> **Supplied records**
+ + + + + + +
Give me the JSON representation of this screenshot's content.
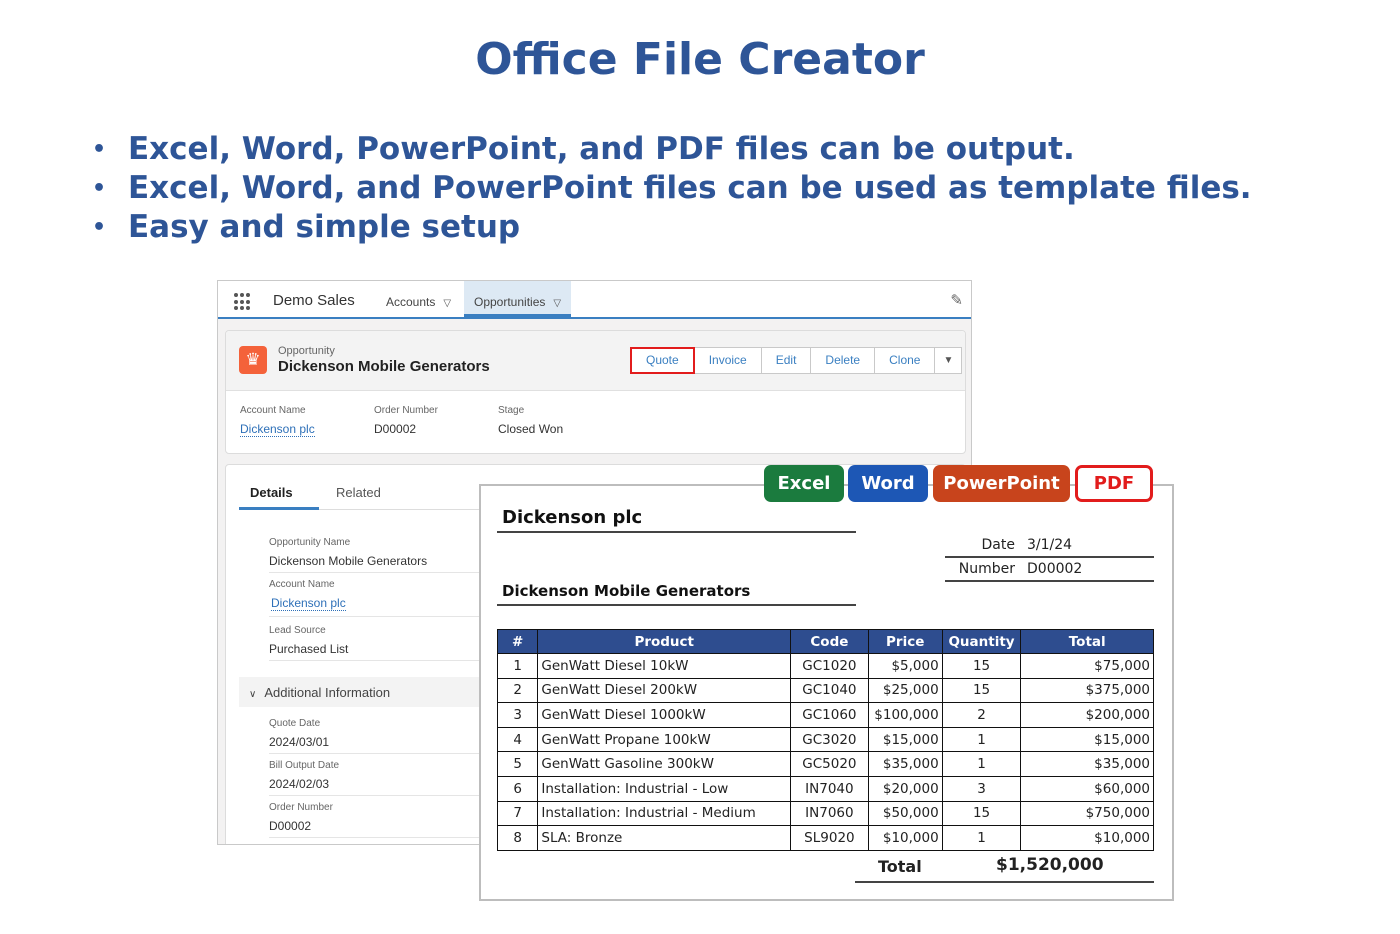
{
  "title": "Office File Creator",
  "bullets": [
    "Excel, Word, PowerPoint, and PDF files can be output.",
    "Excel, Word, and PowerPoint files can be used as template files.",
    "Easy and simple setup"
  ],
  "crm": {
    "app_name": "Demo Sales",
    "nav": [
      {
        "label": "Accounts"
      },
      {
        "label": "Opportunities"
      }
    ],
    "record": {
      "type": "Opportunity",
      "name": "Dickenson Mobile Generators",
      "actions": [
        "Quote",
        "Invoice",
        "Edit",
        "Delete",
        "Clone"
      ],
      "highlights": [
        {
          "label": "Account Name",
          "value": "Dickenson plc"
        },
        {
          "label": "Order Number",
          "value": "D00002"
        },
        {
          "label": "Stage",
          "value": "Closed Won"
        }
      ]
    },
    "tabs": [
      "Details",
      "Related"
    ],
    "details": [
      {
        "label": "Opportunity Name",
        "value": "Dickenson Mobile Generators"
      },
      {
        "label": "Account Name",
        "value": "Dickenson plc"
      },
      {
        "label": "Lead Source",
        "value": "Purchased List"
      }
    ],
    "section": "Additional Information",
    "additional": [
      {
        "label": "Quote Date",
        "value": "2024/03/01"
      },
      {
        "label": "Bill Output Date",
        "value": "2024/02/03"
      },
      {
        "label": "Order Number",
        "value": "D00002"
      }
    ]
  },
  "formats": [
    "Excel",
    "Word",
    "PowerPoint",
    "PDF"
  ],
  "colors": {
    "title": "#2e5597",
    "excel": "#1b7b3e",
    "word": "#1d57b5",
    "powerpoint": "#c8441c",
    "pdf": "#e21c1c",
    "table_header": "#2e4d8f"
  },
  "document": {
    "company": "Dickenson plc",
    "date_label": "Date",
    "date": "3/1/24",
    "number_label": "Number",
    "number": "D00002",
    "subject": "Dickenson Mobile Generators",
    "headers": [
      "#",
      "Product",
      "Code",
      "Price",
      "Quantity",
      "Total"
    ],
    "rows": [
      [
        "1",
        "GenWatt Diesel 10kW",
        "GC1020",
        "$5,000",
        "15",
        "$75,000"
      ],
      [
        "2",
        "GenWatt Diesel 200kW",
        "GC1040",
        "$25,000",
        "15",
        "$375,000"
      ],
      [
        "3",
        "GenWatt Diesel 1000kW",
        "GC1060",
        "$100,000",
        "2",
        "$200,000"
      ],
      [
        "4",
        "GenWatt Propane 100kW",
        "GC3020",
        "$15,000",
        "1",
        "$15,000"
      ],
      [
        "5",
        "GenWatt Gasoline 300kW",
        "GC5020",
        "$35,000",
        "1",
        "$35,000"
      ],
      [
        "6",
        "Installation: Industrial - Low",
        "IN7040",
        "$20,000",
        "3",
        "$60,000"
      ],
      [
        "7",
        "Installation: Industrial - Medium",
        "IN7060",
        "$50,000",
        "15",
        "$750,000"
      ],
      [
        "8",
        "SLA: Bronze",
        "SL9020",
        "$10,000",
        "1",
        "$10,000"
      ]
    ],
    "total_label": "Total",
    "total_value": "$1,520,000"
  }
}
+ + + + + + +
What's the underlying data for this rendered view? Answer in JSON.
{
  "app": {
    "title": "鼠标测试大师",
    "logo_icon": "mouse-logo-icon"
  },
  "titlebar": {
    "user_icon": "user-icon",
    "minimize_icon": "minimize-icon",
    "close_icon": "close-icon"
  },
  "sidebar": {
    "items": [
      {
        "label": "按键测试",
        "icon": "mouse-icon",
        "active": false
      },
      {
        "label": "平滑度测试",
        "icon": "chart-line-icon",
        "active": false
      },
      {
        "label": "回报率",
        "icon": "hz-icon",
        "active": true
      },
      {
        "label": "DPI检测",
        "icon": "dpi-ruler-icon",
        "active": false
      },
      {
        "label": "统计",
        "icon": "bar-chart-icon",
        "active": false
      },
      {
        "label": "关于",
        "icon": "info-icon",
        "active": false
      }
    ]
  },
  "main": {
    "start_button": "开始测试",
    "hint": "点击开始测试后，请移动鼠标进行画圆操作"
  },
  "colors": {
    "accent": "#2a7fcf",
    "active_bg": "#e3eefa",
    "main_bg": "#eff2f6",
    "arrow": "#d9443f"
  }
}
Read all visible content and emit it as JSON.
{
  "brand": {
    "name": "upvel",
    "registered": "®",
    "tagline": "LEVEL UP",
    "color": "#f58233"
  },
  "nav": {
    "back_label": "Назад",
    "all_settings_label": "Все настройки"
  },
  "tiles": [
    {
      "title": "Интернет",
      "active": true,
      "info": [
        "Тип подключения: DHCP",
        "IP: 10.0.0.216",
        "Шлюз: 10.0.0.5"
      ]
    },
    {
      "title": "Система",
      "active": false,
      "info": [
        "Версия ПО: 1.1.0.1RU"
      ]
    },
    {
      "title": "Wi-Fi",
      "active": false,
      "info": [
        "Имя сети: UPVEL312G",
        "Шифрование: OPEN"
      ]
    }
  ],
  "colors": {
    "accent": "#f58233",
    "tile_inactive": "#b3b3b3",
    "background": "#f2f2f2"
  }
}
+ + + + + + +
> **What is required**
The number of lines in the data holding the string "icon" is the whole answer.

> **Your response**
10